The Economics of Vehicle Ownership: Understanding Costs Beyond the Purchase Price
When it comes to buying a car, most people focus solely on the purchase price. They diligently research and compare models, negotiate with dealers, and try to find the best possible deal. However, what many fail to realize is that the true cost of owning a vehicle extends far beyond the purchase price. From fuel and maintenance costs to insurance and depreciation, the economics of vehicle ownership can add up significantly.
In this blog post, we will delve into the various costs associated with owning a car and explore how understanding these expenses can help make informed decisions when buying a vehicle.
One of the most significant costs of owning a vehicle is its depreciation. The moment you drive a new car off the lot, it begins to lose value. According to the automotive industry experts, vehicles can depreciate by as much as 20-30% in the first year alone. This means that if you purchase a car for $30,000, it could be worth only $21,000 a year later. Understanding the rate of depreciation is crucial when determining the overall cost of vehicle ownership.
Unless you have enough cash to purchase a car outright, you will likely need to finance it. This means you’ll be paying interest on the loan, which can significantly increase the total cost of ownership. The interest rate and loan term can greatly impact the monthly payment, so it’s essential to thoroughly research and compare financing options to find the most cost-effective solution.
Another significant expense of owning a vehicle is insurance. The cost of insurance can vary based on various factors, including your age, driving record, location, and the type of vehicle you own. Sports cars and luxury vehicles often have higher insurance rates due to increased repair costs. It is advisable to obtain insurance quotes before purchasing a vehicle to ensure it is within your budget.
4. Fuel Costs:
Fuel costs are a recurring expense that can add up significantly over the lifetime of owning a vehicle. The average American driver spends around $1,500 per year on fuel alone. The fuel efficiency of a vehicle plays a crucial role in determining the ongoing cost of ownership. Cars with better gas mileage are usually more expensive upfront but can save you a significant amount of money in the long run.
5. Maintenance and Repairs:

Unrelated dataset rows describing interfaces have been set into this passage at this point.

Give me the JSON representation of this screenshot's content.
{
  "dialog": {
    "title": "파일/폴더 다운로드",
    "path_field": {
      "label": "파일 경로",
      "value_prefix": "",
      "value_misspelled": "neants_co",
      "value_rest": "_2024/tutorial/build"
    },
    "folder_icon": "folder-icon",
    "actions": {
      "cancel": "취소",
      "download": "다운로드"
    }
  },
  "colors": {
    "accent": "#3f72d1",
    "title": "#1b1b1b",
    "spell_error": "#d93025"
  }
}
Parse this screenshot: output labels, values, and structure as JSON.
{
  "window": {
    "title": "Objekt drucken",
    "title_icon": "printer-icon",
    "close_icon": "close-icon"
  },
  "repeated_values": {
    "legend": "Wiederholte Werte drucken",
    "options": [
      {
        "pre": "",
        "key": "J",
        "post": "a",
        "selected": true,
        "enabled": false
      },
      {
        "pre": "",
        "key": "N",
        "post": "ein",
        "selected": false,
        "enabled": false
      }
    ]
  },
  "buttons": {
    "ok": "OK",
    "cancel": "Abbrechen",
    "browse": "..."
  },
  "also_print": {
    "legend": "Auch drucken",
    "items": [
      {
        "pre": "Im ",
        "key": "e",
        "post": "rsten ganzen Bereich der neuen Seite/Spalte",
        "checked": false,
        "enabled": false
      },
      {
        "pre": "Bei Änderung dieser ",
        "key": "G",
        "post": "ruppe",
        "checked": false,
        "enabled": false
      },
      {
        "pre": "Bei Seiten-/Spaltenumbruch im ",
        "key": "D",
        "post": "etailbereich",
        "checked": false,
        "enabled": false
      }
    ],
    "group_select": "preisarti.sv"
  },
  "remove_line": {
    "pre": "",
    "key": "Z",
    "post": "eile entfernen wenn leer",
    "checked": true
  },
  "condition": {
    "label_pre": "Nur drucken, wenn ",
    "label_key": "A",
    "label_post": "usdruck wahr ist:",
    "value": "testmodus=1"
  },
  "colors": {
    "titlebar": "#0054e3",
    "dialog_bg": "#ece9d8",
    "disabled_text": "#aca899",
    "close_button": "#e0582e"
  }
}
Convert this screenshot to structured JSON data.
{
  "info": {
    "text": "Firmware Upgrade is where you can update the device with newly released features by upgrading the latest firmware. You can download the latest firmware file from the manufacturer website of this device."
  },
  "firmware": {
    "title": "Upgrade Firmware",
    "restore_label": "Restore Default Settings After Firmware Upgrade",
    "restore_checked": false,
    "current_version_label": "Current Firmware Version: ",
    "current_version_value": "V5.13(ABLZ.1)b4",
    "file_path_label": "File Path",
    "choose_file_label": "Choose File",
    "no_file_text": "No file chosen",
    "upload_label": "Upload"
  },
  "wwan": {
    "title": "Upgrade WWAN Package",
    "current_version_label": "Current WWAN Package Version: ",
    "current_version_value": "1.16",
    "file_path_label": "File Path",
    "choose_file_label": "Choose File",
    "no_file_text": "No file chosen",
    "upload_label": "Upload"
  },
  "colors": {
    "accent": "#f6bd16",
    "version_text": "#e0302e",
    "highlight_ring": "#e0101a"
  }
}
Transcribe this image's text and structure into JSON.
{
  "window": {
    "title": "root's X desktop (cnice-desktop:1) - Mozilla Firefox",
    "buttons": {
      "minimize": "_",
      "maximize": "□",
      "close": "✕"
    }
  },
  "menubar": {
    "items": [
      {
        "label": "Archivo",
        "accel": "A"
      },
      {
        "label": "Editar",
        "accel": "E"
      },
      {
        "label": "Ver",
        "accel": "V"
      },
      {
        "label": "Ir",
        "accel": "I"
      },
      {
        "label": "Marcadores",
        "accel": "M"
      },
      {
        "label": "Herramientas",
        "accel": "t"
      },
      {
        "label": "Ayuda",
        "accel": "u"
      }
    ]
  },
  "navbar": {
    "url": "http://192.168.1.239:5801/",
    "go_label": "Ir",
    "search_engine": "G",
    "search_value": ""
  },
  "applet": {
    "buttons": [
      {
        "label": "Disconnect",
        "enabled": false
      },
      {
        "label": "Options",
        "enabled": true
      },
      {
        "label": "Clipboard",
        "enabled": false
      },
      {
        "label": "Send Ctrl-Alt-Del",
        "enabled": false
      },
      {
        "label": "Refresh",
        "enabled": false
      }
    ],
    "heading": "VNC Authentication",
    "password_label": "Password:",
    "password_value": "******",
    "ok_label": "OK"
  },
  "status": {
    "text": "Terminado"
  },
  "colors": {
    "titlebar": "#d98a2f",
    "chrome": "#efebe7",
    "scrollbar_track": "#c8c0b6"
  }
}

Regular maintenance and occasional repairs are unavoidable expenses when it comes to vehicle ownership. Oil changes, tire rotations, and tune-ups are regular maintenance tasks that help keep your car running smoothly. Additionally, unexpected repairs due to mechanical breakdowns or accidents can be costly. It’s essential to budget for these expenses to avoid financial strain down the road.
6. Taxes and Registration Fees:

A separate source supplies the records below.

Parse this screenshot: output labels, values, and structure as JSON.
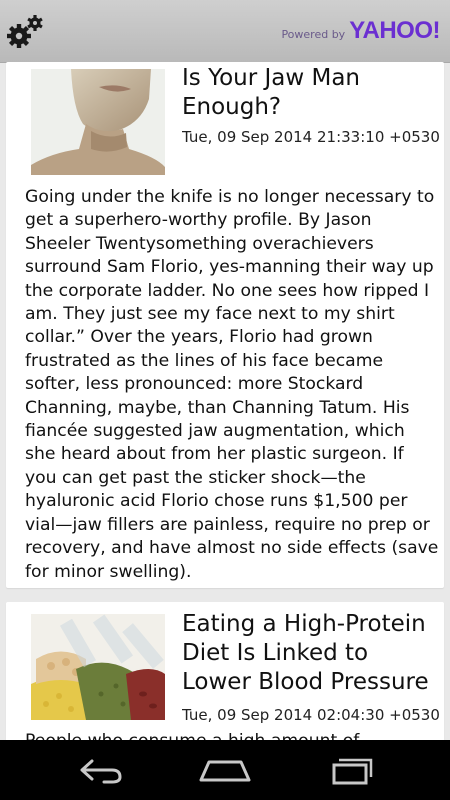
{
  "header": {
    "settings_icon": "gears-icon",
    "powered_label": "Powered by",
    "powered_brand": "YAHOO!",
    "brand_color": "#6b2fd1"
  },
  "articles": [
    {
      "title": "Is Your Jaw Man Enough?",
      "date": "Tue, 09 Sep 2014 21:33:10 +0530",
      "body": "Going under the knife is no longer necessary to get a superhero-worthy profile.  By Jason Sheeler Twentysomething overachievers surround Sam Florio, yes-manning their way up the corporate ladder. No one sees how ripped I am. They just see my face next to my shirt collar.” Over the years, Florio had grown frustrated as the lines of his face became softer, less pronounced: more Stockard Channing, maybe, than Channing Tatum. His fiancée suggested jaw augmentation, which she heard about from her plastic surgeon. If you can get past the sticker shock—the hyaluronic acid Florio chose runs $1,500 per vial—jaw fillers are painless, require no prep or recovery, and have almost no side effects (save for minor swelling)."
    },
    {
      "title": "Eating a High-Protein Diet Is Linked to Lower Blood Pressure",
      "date": "Tue, 09 Sep 2014 02:04:30 +0530",
      "body": "People who consume a high amount of"
    }
  ],
  "navbar": {
    "back_icon": "back-icon",
    "home_icon": "home-icon",
    "recents_icon": "recent-apps-icon"
  }
}
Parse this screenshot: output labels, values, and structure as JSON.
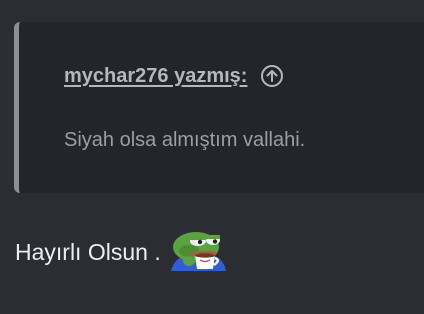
{
  "quote": {
    "author": "mychar276 yazmış:",
    "text": "Siyah olsa almıştım vallahi.",
    "jump_icon": "arrow-up-circle-icon"
  },
  "reply": {
    "text": "Hayırlı Olsun ."
  },
  "emoji": {
    "icon": "pepe-coffee-emoji-icon"
  },
  "colors": {
    "page_background": "#2b2d33",
    "quote_background": "#23252b",
    "quote_border": "#8a8e97",
    "author_text": "#b4b7be",
    "quote_text": "#9a9ea6",
    "reply_text": "#eceef2"
  }
}
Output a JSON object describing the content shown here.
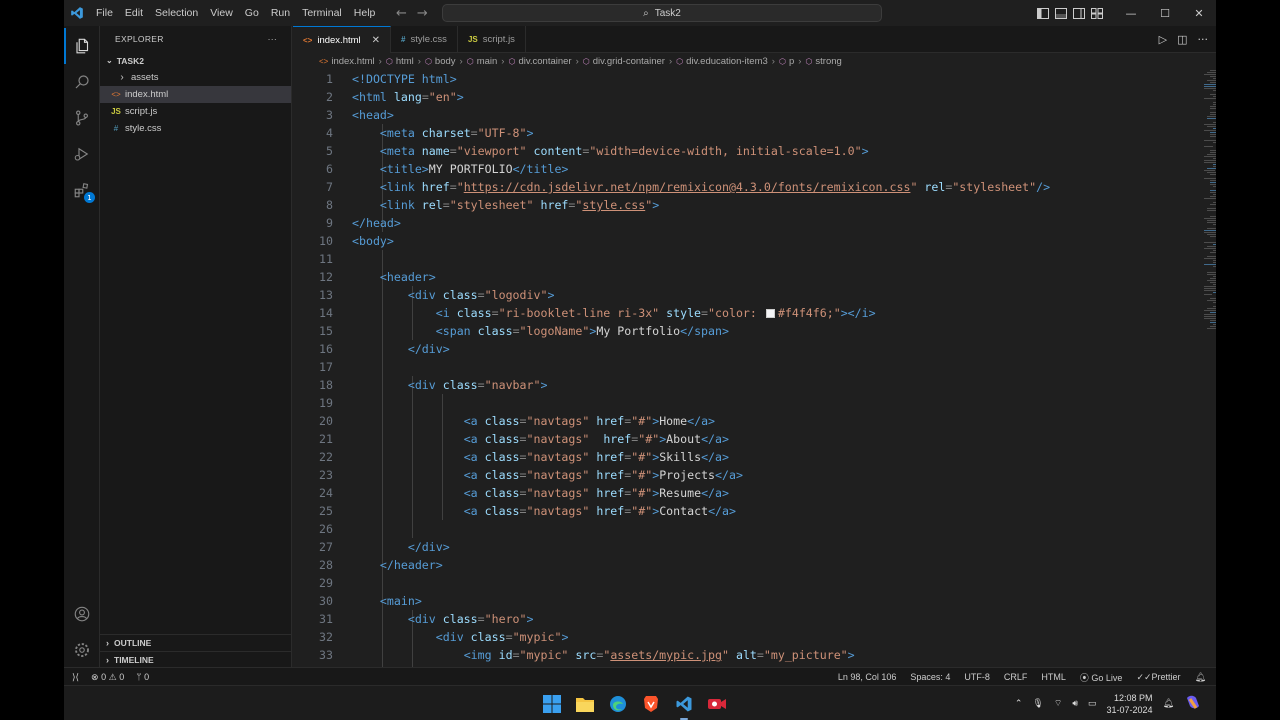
{
  "menu": [
    "File",
    "Edit",
    "Selection",
    "View",
    "Go",
    "Run",
    "Terminal",
    "Help"
  ],
  "command_center": "Task2",
  "explorer": {
    "title": "EXPLORER",
    "more": "···",
    "folder": "TASK2",
    "items": [
      {
        "label": "assets",
        "icon": "›",
        "type": "folder"
      },
      {
        "label": "index.html",
        "icon": "<>",
        "type": "html"
      },
      {
        "label": "script.js",
        "icon": "JS",
        "type": "js"
      },
      {
        "label": "style.css",
        "icon": "#",
        "type": "css"
      }
    ],
    "outline": "OUTLINE",
    "timeline": "TIMELINE"
  },
  "tabs": [
    {
      "label": "index.html",
      "icon": "<>",
      "active": true
    },
    {
      "label": "style.css",
      "icon": "#",
      "active": false
    },
    {
      "label": "script.js",
      "icon": "JS",
      "active": false
    }
  ],
  "breadcrumbs": [
    "index.html",
    "html",
    "body",
    "main",
    "div.container",
    "div.grid-container",
    "div.education-item3",
    "p",
    "strong"
  ],
  "code_lines": [
    "1",
    "2",
    "3",
    "4",
    "5",
    "6",
    "7",
    "8",
    "9",
    "10",
    "11",
    "12",
    "13",
    "14",
    "15",
    "16",
    "17",
    "18",
    "19",
    "20",
    "21",
    "22",
    "23",
    "24",
    "25",
    "26",
    "27",
    "28",
    "29",
    "30",
    "31",
    "32",
    "33"
  ],
  "code": {
    "l1": "<!DOCTYPE html>",
    "l2a": "<html",
    "l2b": " lang",
    "l2c": "=",
    "l2d": "\"en\"",
    "l2e": ">",
    "l3": "<head>",
    "l4a": "<meta",
    "l4b": " charset",
    "l4d": "\"UTF-8\"",
    "l4e": ">",
    "l5a": "<meta",
    "l5b": " name",
    "l5d": "\"viewport\"",
    "l5f": " content",
    "l5g": "\"width=device-width, initial-scale=1.0\"",
    "l5e": ">",
    "l6a": "<title>",
    "l6b": "MY PORTFOLIO",
    "l6c": "</title>",
    "l7a": "<link",
    "l7b": " href",
    "l7q": "\"",
    "l7u": "https://cdn.jsdelivr.net/npm/remixicon@4.3.0/fonts/remixicon.css",
    "l7q2": "\"",
    "l7f": " rel",
    "l7g": "\"stylesheet\"",
    "l7e": "/>",
    "l8a": "<link",
    "l8b": " rel",
    "l8d": "\"stylesheet\"",
    "l8f": " href",
    "l8q": "\"",
    "l8u": "style.css",
    "l8q2": "\"",
    "l8e": ">",
    "l9": "</head>",
    "l10": "<body>",
    "l12": "<header>",
    "l13a": "<div",
    "l13b": " class",
    "l13d": "\"logodiv\"",
    "l13e": ">",
    "l14a": "<i",
    "l14b": " class",
    "l14d": "\"ri-booklet-line ri-3x\"",
    "l14f": " style",
    "l14g1": "\"color: ",
    "l14g2": "#f4f4f6;\"",
    "l14e": "></i>",
    "l15a": "<span",
    "l15b": " class",
    "l15d": "\"logoName\"",
    "l15e": ">",
    "l15t": "My Portfolio",
    "l15c": "</span>",
    "l16": "</div>",
    "l18a": "<div",
    "l18b": " class",
    "l18d": "\"navbar\"",
    "l18e": ">",
    "nav": [
      {
        "cls_sep": " class",
        "cls": "\"navtags\"",
        "href_sep": " href",
        "href": "\"#\"",
        "text": "Home"
      },
      {
        "cls_sep": " class",
        "cls": "\"navtags\"",
        "href_sep": "  href",
        "href": "\"#\"",
        "text": "About"
      },
      {
        "cls_sep": " class",
        "cls": "\"navtags\"",
        "href_sep": " href",
        "href": "\"#\"",
        "text": "Skills"
      },
      {
        "cls_sep": " class",
        "cls": "\"navtags\"",
        "href_sep": " href",
        "href": "\"#\"",
        "text": "Projects"
      },
      {
        "cls_sep": " class",
        "cls": "\"navtags\"",
        "href_sep": " href",
        "href": "\"#\"",
        "text": "Resume"
      },
      {
        "cls_sep": " class",
        "cls": "\"navtags\"",
        "href_sep": " href",
        "href": "\"#\"",
        "text": "Contact"
      }
    ],
    "l27": "</div>",
    "l28": "</header>",
    "l30": "<main>",
    "l31a": "<div",
    "l31b": " class",
    "l31d": "\"hero\"",
    "l31e": ">",
    "l32a": "<div",
    "l32b": " class",
    "l32d": "\"mypic\"",
    "l32e": ">",
    "l33a": "<img",
    "l33b": " id",
    "l33d": "\"mypic\"",
    "l33f": " src",
    "l33q": "\"",
    "l33u": "assets/mypic.jpg",
    "l33q2": "\"",
    "l33h": " alt",
    "l33g": "\"my_picture\"",
    "l33e": ">"
  },
  "status": {
    "errors": "0",
    "warnings": "0",
    "ports": "0",
    "position": "Ln 98, Col 106",
    "spaces": "Spaces: 4",
    "encoding": "UTF-8",
    "eol": "CRLF",
    "language": "HTML",
    "golive": "Go Live",
    "prettier": "Prettier"
  },
  "taskbar": {
    "time": "12:08 PM",
    "date": "31-07-2024"
  },
  "colors": {
    "accent": "#0078d4",
    "tag": "#569cd6",
    "attr": "#9cdcfe",
    "string": "#ce9178",
    "swatch": "#f4f4f6"
  }
}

When buying a vehicle, it’s crucial to consider the various taxes and registration fees associated with ownership. These costs will vary depending on where you live but are necessary expenses that should be factored into your overall budget.
Understanding the true cost of owning a vehicle is essential to avoid financial surprises and maintain a healthy budget. While the initial purchase price may be enticing, it’s crucial to consider all the ongoing costs associated with vehicle ownership. By taking depreciation, financing, insurance, fuel costs, maintenance and repairs, and taxes into account, one can make informed decisions about the affordability and sustainability of a particular vehicle.

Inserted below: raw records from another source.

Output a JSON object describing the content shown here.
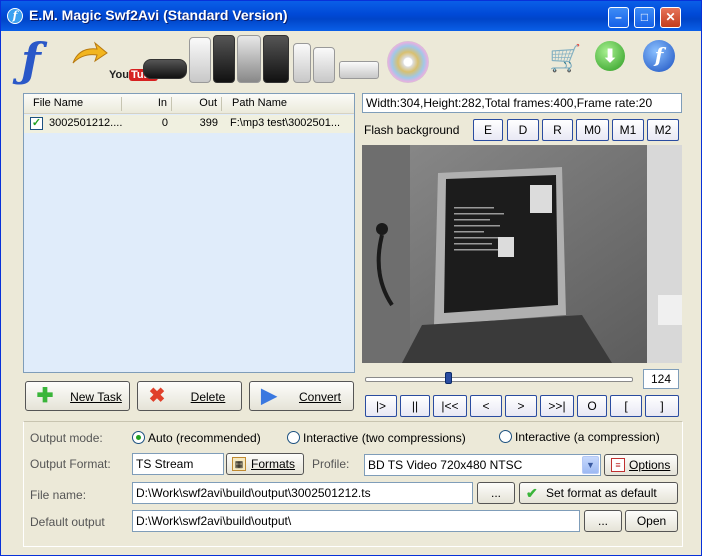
{
  "window": {
    "title": "E.M. Magic Swf2Avi (Standard Version)"
  },
  "file_list": {
    "columns": [
      "File Name",
      "In",
      "Out",
      "Path Name"
    ],
    "rows": [
      {
        "checked": true,
        "file_name": "3002501212....",
        "in": "0",
        "out": "399",
        "path": "F:\\mp3 test\\3002501..."
      }
    ]
  },
  "actions": {
    "new_task": "New Task",
    "delete": "Delete",
    "convert": "Convert"
  },
  "preview": {
    "info": "Width:304,Height:282,Total frames:400,Frame rate:20",
    "flash_bg_label": "Flash background",
    "bg_buttons": [
      "E",
      "D",
      "R",
      "M0",
      "M1",
      "M2"
    ],
    "frame": "124",
    "slider_fraction": 0.31
  },
  "playback": [
    "|>",
    "||",
    "|<<",
    "<",
    ">",
    ">>|",
    "O",
    "[",
    "]"
  ],
  "output": {
    "mode_label": "Output mode:",
    "modes": [
      "Auto (recommended)",
      "Interactive (two compressions)",
      "Interactive (a compression)"
    ],
    "format_label": "Output Format:",
    "format_value": "TS Stream",
    "formats_btn": "Formats",
    "profile_label": "Profile:",
    "profile_value": "BD TS Video 720x480 NTSC",
    "options_btn": "Options",
    "filename_label": "File name:",
    "filename_value": "D:\\Work\\swf2avi\\build\\output\\3002501212.ts",
    "browse": "...",
    "set_default_btn": "Set format as default",
    "default_output_label": "Default output",
    "default_output_value": "D:\\Work\\swf2avi\\build\\output\\",
    "open_btn": "Open"
  },
  "colors": {
    "titlebar": "#0a5fe8",
    "face": "#ece9d8",
    "list_bg": "#e0ecfa"
  }
}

To minimize the overall cost of ownership, consider researching fuel-efficient vehicles, comparing financing options, and seeking out competitive insurance rates. Additionally, maintaining your vehicle regularly can help prevent expensive repairs down the road.
Remember, purchasing a car is not just a one-time expense; it is an ongoing financial commitment. By understanding the economics of vehicle ownership beyond the purchase price, you can make informed decisions and ensure a more financially secure future.